* Work to complete *
Using the listing below, please gather every line containing the word "have".

* Data excerpts *
[Start of section]

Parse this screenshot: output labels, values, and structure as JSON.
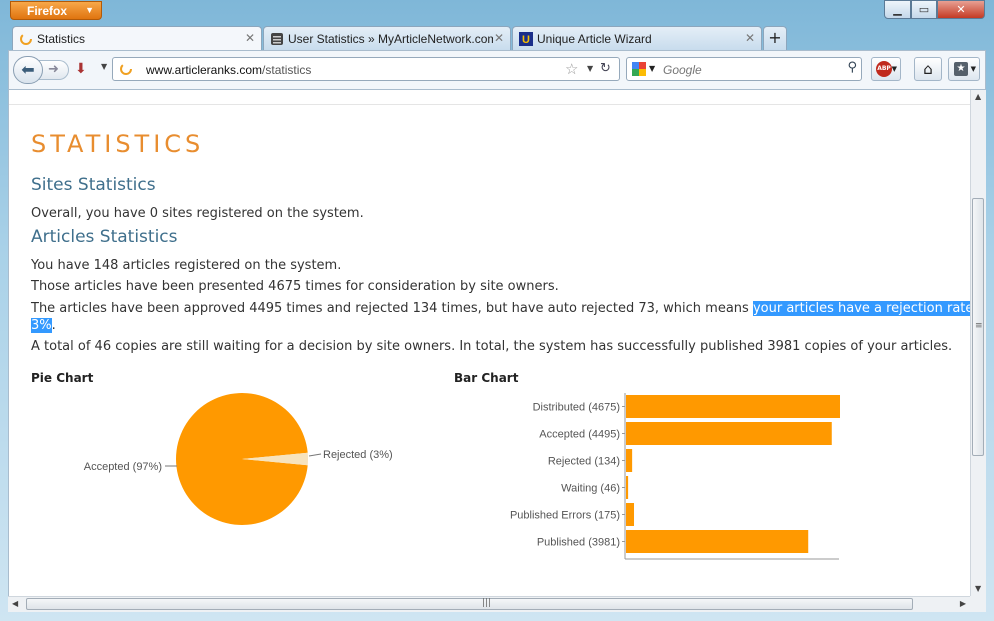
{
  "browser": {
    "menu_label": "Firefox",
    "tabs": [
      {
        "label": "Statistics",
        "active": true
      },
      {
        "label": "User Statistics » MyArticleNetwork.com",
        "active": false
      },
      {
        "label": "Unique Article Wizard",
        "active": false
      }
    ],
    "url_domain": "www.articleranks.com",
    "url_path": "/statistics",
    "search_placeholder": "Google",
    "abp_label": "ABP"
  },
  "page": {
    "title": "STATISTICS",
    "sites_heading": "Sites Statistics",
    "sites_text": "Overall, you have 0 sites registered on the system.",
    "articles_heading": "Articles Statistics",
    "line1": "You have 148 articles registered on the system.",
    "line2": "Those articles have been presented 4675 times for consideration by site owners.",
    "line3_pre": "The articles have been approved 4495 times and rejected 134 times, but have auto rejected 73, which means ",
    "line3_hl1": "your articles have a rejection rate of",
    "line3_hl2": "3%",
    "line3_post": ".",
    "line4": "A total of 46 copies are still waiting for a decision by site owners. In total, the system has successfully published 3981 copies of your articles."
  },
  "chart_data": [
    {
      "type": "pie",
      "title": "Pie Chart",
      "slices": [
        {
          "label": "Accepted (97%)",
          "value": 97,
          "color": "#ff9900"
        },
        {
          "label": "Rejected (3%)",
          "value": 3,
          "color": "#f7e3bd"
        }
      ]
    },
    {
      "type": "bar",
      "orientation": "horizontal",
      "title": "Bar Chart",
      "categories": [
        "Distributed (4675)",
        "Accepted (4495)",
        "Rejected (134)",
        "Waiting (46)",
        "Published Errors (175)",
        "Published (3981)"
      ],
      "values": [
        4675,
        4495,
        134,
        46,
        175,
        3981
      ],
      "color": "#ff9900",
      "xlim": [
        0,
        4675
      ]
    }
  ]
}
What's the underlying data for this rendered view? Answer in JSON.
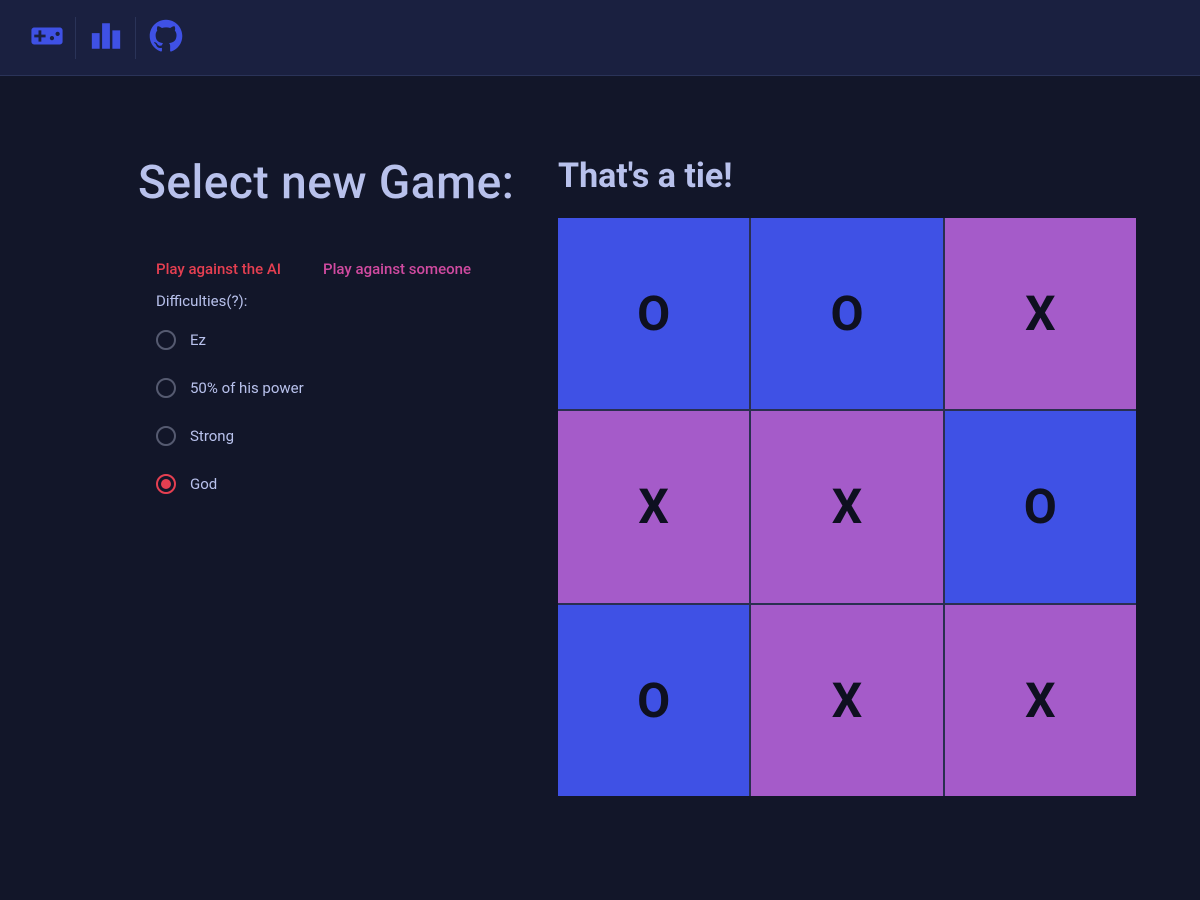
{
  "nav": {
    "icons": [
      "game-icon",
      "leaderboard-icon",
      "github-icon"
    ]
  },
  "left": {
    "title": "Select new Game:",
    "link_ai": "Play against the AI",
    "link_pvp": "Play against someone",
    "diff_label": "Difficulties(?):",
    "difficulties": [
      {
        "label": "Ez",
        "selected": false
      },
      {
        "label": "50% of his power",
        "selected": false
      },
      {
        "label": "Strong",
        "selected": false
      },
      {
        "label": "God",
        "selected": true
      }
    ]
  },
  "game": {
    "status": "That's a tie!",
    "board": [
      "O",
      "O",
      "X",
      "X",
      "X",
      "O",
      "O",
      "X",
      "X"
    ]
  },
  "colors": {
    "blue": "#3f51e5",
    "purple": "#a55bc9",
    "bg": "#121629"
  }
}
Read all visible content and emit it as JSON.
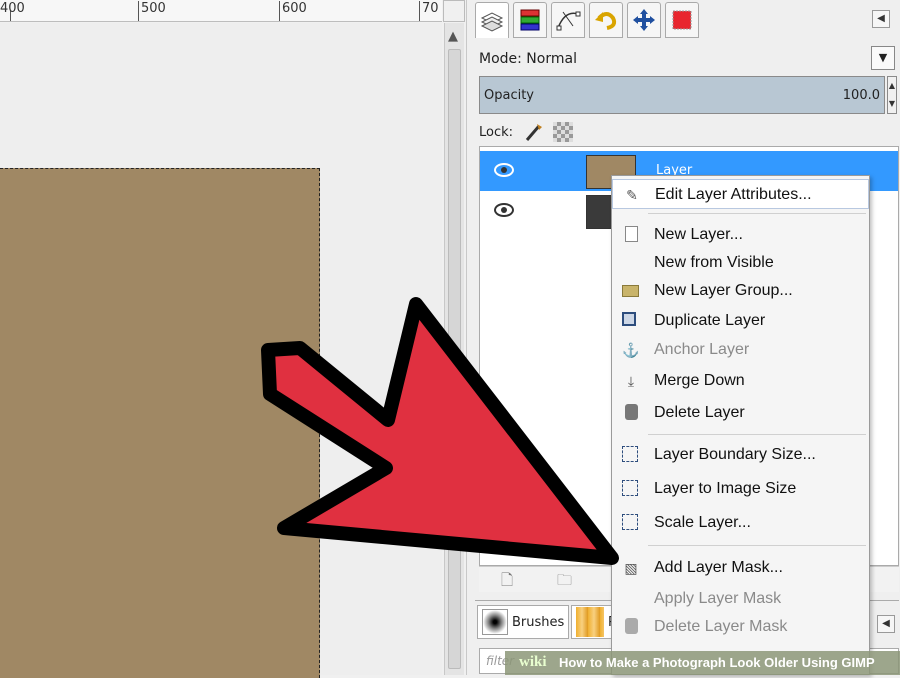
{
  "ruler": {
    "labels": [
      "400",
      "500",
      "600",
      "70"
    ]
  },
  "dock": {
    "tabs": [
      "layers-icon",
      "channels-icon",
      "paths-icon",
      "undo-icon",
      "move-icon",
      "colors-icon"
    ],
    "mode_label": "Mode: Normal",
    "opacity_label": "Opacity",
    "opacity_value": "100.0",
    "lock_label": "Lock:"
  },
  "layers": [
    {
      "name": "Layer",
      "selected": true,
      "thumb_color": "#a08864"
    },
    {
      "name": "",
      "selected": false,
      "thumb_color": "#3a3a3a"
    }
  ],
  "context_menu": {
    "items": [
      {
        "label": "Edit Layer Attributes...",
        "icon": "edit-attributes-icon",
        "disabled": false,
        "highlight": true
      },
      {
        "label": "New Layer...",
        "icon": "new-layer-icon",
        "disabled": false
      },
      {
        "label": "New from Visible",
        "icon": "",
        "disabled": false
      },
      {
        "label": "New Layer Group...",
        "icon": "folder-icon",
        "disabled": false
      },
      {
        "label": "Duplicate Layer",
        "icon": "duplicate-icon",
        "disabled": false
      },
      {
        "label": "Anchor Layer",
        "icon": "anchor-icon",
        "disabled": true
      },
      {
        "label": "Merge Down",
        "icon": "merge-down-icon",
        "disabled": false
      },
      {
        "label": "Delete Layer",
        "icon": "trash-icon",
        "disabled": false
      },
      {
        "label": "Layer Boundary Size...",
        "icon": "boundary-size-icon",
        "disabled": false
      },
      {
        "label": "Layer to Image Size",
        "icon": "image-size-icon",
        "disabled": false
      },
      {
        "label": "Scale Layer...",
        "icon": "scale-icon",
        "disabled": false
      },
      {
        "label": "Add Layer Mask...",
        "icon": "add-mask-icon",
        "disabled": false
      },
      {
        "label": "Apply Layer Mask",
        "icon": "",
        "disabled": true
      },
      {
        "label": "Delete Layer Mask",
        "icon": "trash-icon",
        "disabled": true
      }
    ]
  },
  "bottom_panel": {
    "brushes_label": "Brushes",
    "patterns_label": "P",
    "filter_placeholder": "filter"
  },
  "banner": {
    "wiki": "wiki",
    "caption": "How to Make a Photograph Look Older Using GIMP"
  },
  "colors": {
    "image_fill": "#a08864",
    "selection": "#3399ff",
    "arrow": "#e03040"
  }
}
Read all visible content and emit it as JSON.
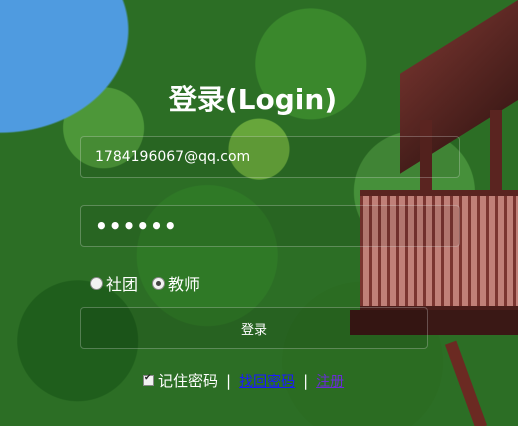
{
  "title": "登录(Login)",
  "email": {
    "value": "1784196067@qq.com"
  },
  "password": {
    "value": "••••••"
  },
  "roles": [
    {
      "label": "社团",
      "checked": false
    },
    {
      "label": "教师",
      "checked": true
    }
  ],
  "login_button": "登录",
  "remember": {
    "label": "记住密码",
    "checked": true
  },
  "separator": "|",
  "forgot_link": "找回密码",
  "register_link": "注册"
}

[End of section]

* Answer to the exercise *
    "sites_text": "Overall, you have 0 sites registered on the system.",
    "line1": "You have 148 articles registered on the system.",
    "line2": "Those articles have been presented 4675 times for consideration by site owners.",
    "line3_pre": "The articles have been approved 4495 times and rejected 134 times, but have auto rejected 73, which means ",
    "line3_hl1": "your articles have a rejection rate of",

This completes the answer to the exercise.